“We accept responsibility for the mistakes that were made, both in the reporting and editing of the story. The video of the child should not have aired. As soon as news management identified the problem, they took immediate steps to ensure that the video would not air in subsequent newscasts. In addition, we have followed up with our employees to make sure that we all have learned from the mistakes that were made.”
Me and the homey Tazz Daddy( Empowerment Speaker, Life Coach, and DJ on Power 99 in Philly) go way back, so when he dropped the video of him asking rapper Kreayshawn of “Gucci Gucci” fame, a very fair and legitimate question about her and her White Girl Mob’s use of the dreaded N-Word, he hit me with the link.
Beyonce’s phenomenal new album 4 was released this past Tuesday to great critical acclaim, receiving an aggregate score of 72 on Metacritic.com.
Village Voice said “Beyonce’s art is delivery, and 4 is a gorgeous frame for her voice at its absolute best.” Meanwhile, the BBC proclaimed “Beyoncé slips from flirty to fragile to fabulous, and is in terrific voice throughout, reminding us that when she opens up there’s no-one else in the game.” And even the ever-thorny, hipsterrific Pitchfork Media thinks Beyonce’s the shit, explaining “The lion’s share of the album–along with its excellent deluxe tracks–has one of the world’s biggest stars exploring her talent in ways few could’ve predicted …”
So why is 4 already being called a flop? And should that matter?
*sigh* Well, there’s one (or more) for every generation.
I think Kreayshawn (nee Natassia Zolot) is a fraud. I don’t believe she’s serious; I don’t believe she’s real. Some good discussion about Kreayshawn and appropriation is happening, but I’m still at the start line refusing to believe her alleged biography about being the child of a teenaged mother and growing up in East Oakland.
This past week, at a press conference regarding his latest Madea flick, Tyler Perry told Spike Lee to go straight to hell. Clearly fed up with discussion of Lee’s comments a few years ago regarding the “coonery and baffoonery” that is Tyler Perry’s film career, Mr. Madea finally took a stand:
“Spike can go straight to hell! You can print that. I am sick of him talking about me, I am sick of him saying, ‘this is a coon, this is a buffoon.’ I am sick of him talking about black people going to see movies. This is what he said: ‘you vote by what you see,’ as if black people don’t know what they want to see.”

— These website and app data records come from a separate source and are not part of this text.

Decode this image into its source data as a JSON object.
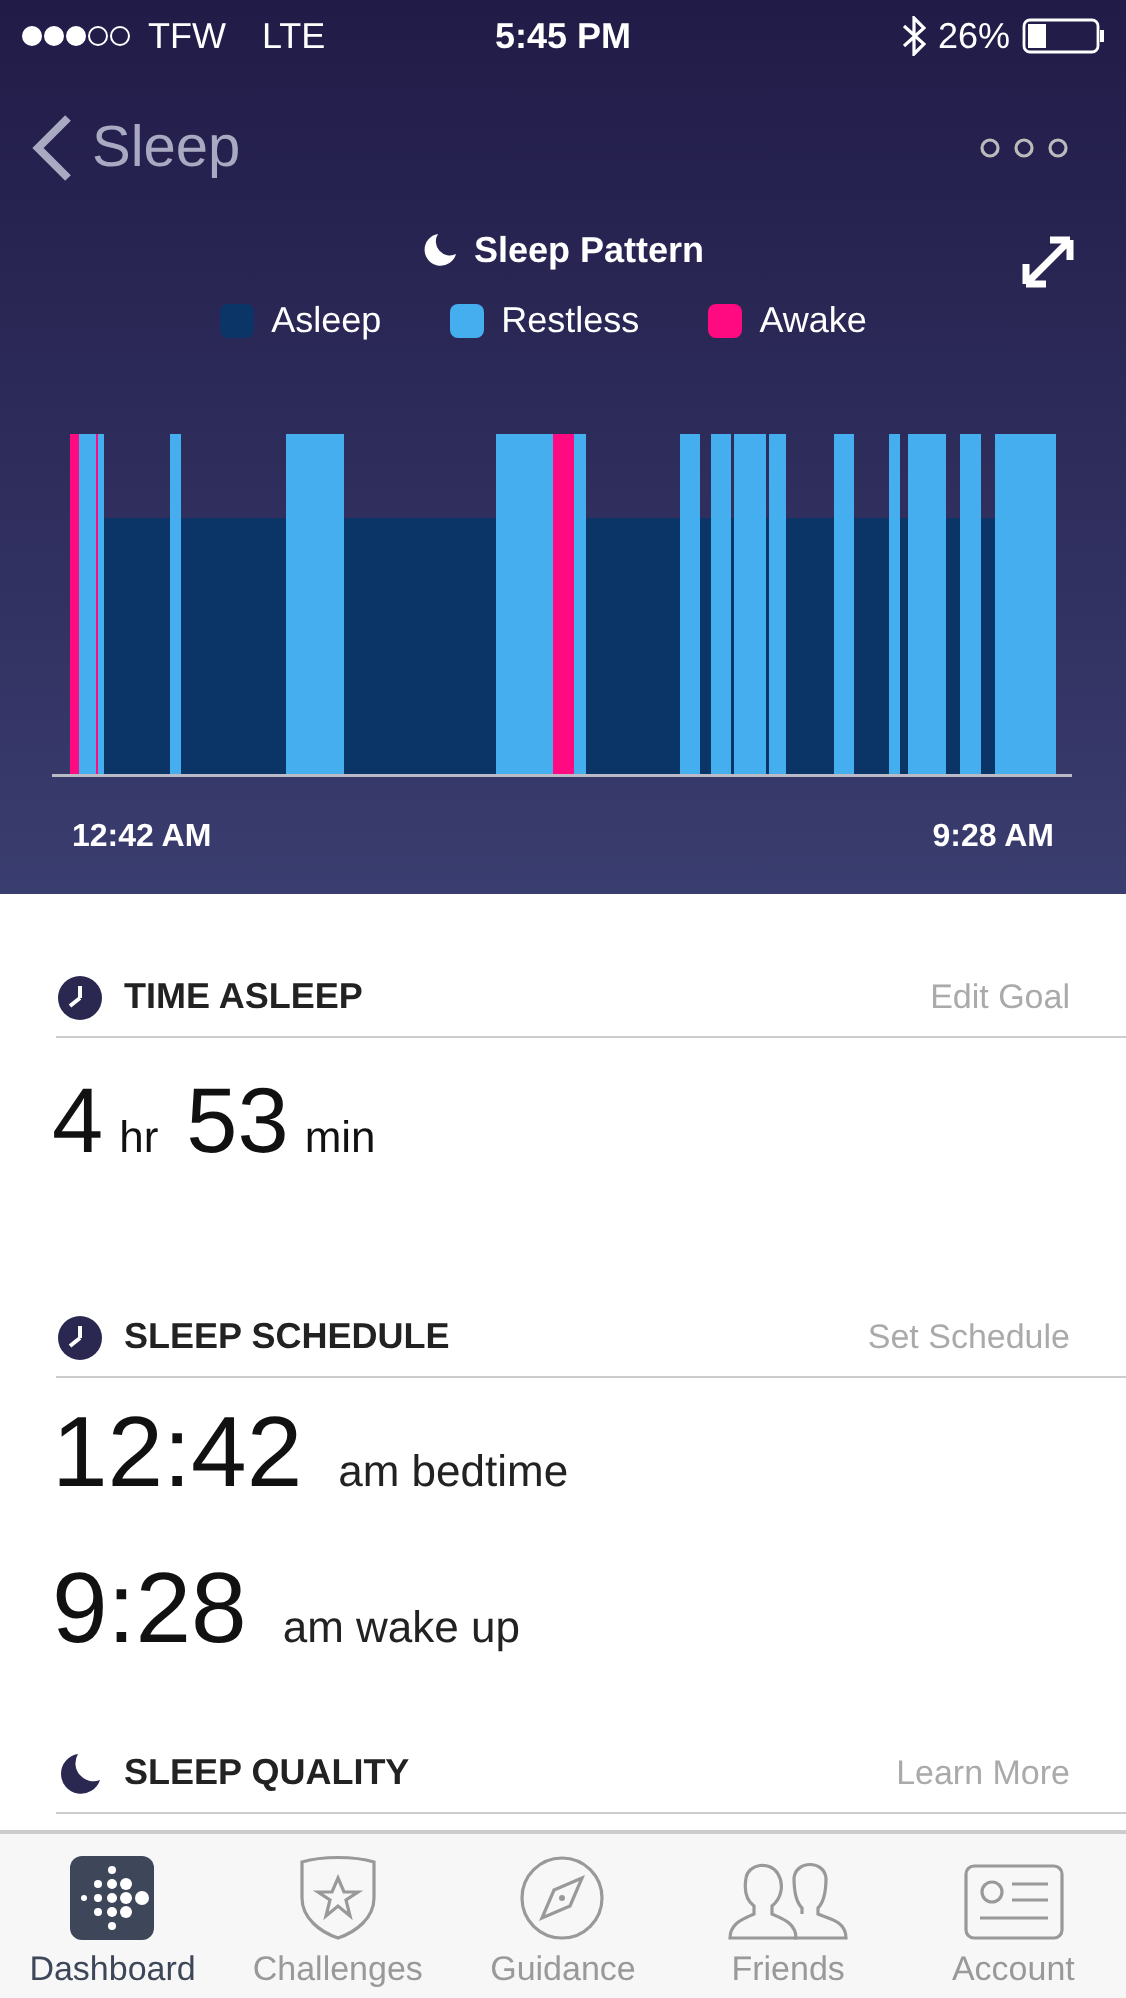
{
  "status_bar": {
    "carrier": "TFW",
    "network": "LTE",
    "time": "5:45 PM",
    "battery": "26%"
  },
  "nav": {
    "back_label": "Sleep"
  },
  "chart": {
    "title": "Sleep Pattern",
    "legend": [
      {
        "label": "Asleep",
        "color": "#0b3567"
      },
      {
        "label": "Restless",
        "color": "#45aeee"
      },
      {
        "label": "Awake",
        "color": "#ff0a80"
      }
    ],
    "start_time": "12:42 AM",
    "end_time": "9:28 AM"
  },
  "sections": [
    {
      "kind": "duration",
      "title": "TIME ASLEEP",
      "action": "Edit Goal",
      "parts": [
        {
          "value": "4",
          "unit": "hr"
        },
        {
          "value": "53",
          "unit": "min"
        }
      ]
    },
    {
      "kind": "schedule",
      "title": "SLEEP SCHEDULE",
      "action": "Set Schedule",
      "rows": [
        {
          "time": "12:42",
          "label": "am bedtime"
        },
        {
          "time": "9:28",
          "label": "am wake up"
        }
      ]
    },
    {
      "kind": "quality",
      "title": "SLEEP QUALITY",
      "action": "Learn More"
    }
  ],
  "tabs": [
    {
      "label": "Dashboard",
      "selected": true
    },
    {
      "label": "Challenges",
      "selected": false
    },
    {
      "label": "Guidance",
      "selected": false
    },
    {
      "label": "Friends",
      "selected": false
    },
    {
      "label": "Account",
      "selected": false
    }
  ]
}
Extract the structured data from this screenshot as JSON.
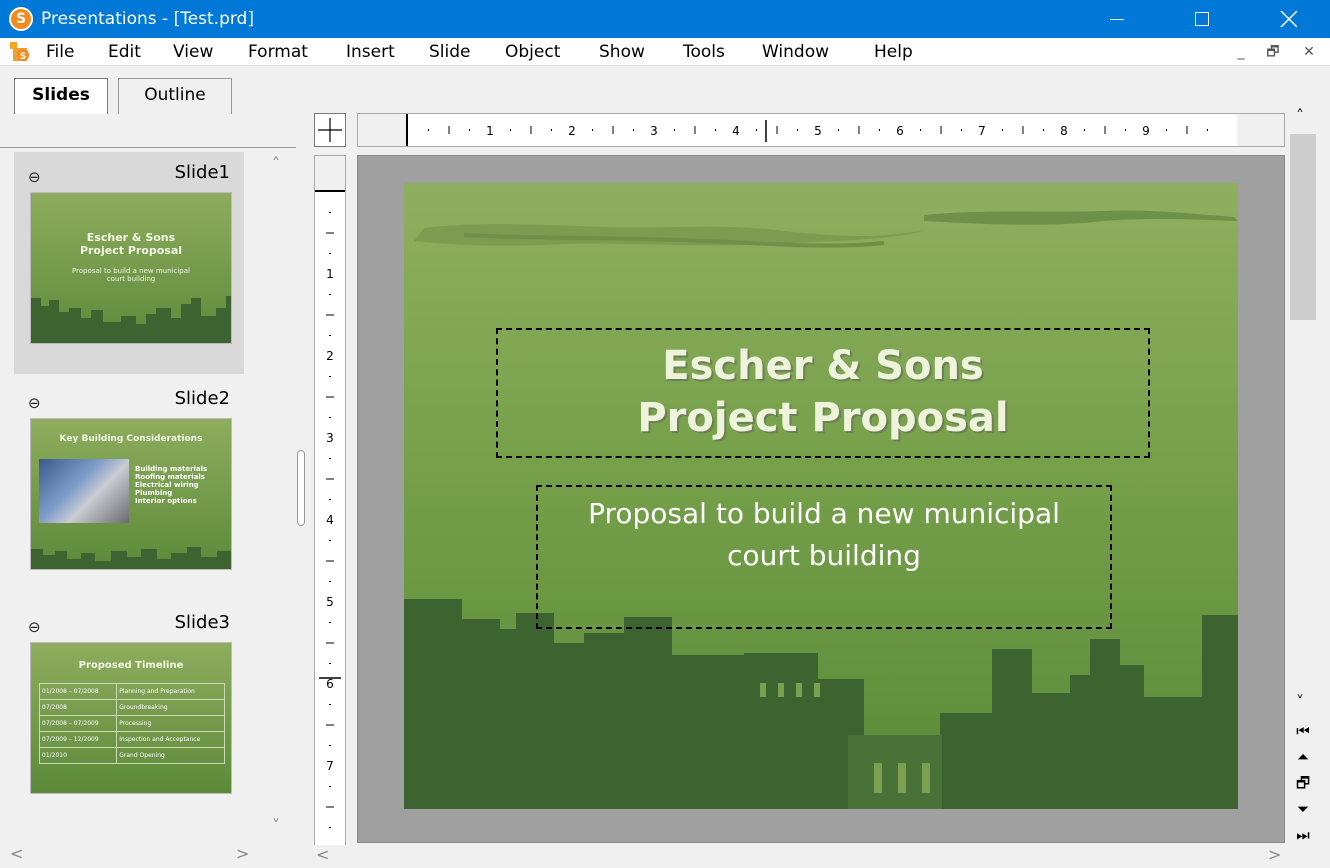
{
  "window": {
    "app_icon_letter": "S",
    "title": "Presentations - [Test.prd]",
    "controls": {
      "minimize": "minimize",
      "maximize": "maximize",
      "close": "close"
    }
  },
  "menu": {
    "items": [
      "File",
      "Edit",
      "View",
      "Format",
      "Insert",
      "Slide",
      "Object",
      "Show",
      "Tools",
      "Window",
      "Help"
    ],
    "mdi_minimize": "_",
    "mdi_restore": "🗗",
    "mdi_close": "✕"
  },
  "left_pane": {
    "tabs": [
      "Slides",
      "Outline"
    ],
    "active_tab": "Slides",
    "thumbnails": [
      {
        "name": "Slide1",
        "title_line1": "Escher & Sons",
        "title_line2": "Project Proposal",
        "subtitle_line1": "Proposal to build a new municipal",
        "subtitle_line2": "court building"
      },
      {
        "name": "Slide2",
        "title": "Key Building Considerations",
        "bullets": [
          "Building materials",
          "Roofing materials",
          "Electrical wiring",
          "Plumbing",
          "Interior options"
        ]
      },
      {
        "name": "Slide3",
        "title": "Proposed Timeline",
        "rows": [
          [
            "01/2008 – 07/2008",
            "Planning and Preparation"
          ],
          [
            "07/2008",
            "Groundbreaking"
          ],
          [
            "07/2008 – 07/2009",
            "Processing"
          ],
          [
            "07/2009 – 12/2009",
            "Inspection and Acceptance"
          ],
          [
            "01/2010",
            "Grand Opening"
          ]
        ]
      }
    ]
  },
  "rulers": {
    "horizontal_labels": [
      "1",
      "2",
      "3",
      "4",
      "5",
      "6",
      "7",
      "8",
      "9"
    ],
    "vertical_labels": [
      "1",
      "2",
      "3",
      "4",
      "5",
      "6",
      "7"
    ]
  },
  "slide": {
    "title_line1": "Escher & Sons",
    "title_line2": "Project Proposal",
    "subtitle_line1": "Proposal to build a new municipal",
    "subtitle_line2": "court building",
    "colors": {
      "background_top": "#8faf60",
      "background_bottom": "#5a8a38",
      "skyline": "#3d6330",
      "title_text": "#eef4dc"
    }
  },
  "colors": {
    "titlebar": "#0078d7",
    "workspace": "#a0a0a0"
  }
}
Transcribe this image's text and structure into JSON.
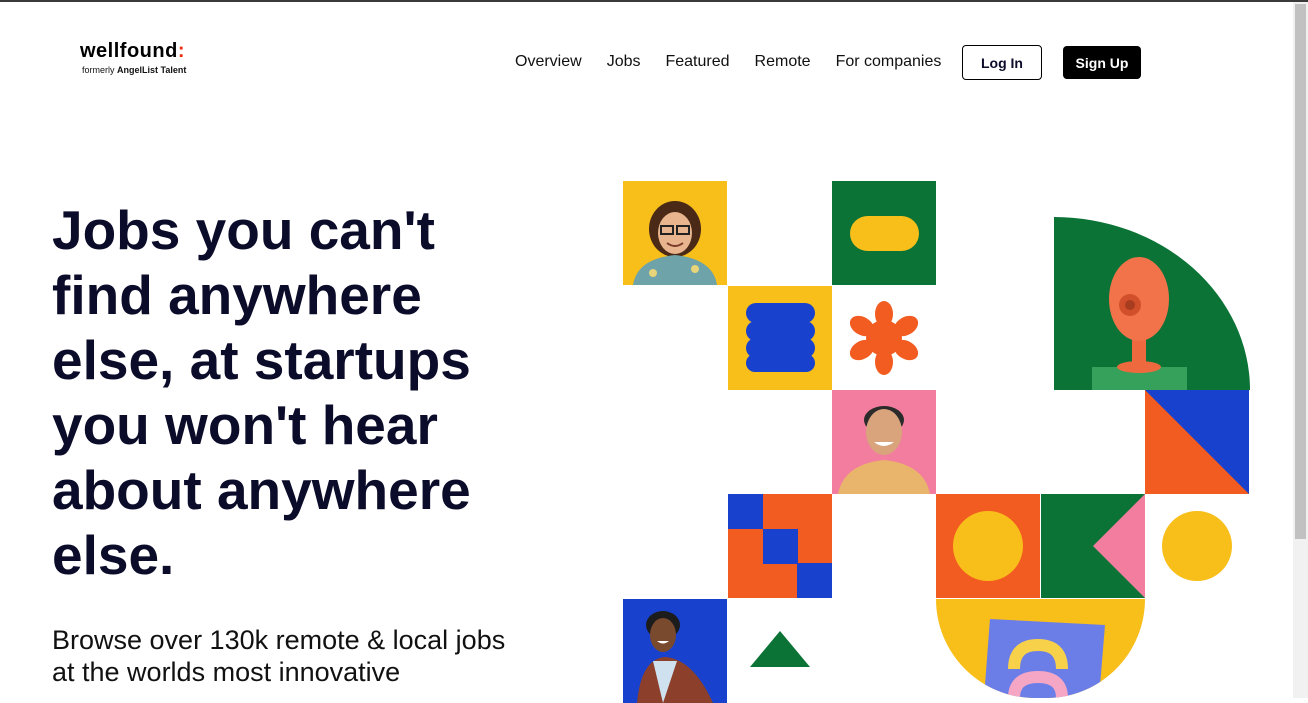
{
  "logo": {
    "word": "wellfound",
    "colon": ":",
    "sub_prefix": "formerly ",
    "sub_brand": "AngelList Talent"
  },
  "nav": {
    "items": [
      "Overview",
      "Jobs",
      "Featured",
      "Remote",
      "For companies"
    ]
  },
  "auth": {
    "login_label": "Log In",
    "signup_label": "Sign Up"
  },
  "hero": {
    "title": "Jobs you can't find anywhere else, at startups you won't hear about anywhere else.",
    "subtitle": "Browse over 130k remote & local jobs at the worlds most innovative"
  },
  "colors": {
    "yellow": "#f8be1a",
    "green": "#0c7337",
    "blue": "#1842cd",
    "orange": "#f25c21",
    "pink": "#f27d9f"
  }
}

Now Perry actually has a point here. To somehow frame his work as “the problem” is actually condescending to his audience. People pay money to see what they want to see. End of story.
But then Perry went too far.
“Booker T. Washington and W.E.B. DuBois went through the exact same thing; Langston Hughes said that Zora Neale Hurston, the woman who wrote ‘Their Eyes Were Watching God,’ was a new version of the ‘darkie’ because she spoke in a southern dialect and a Southern tone…”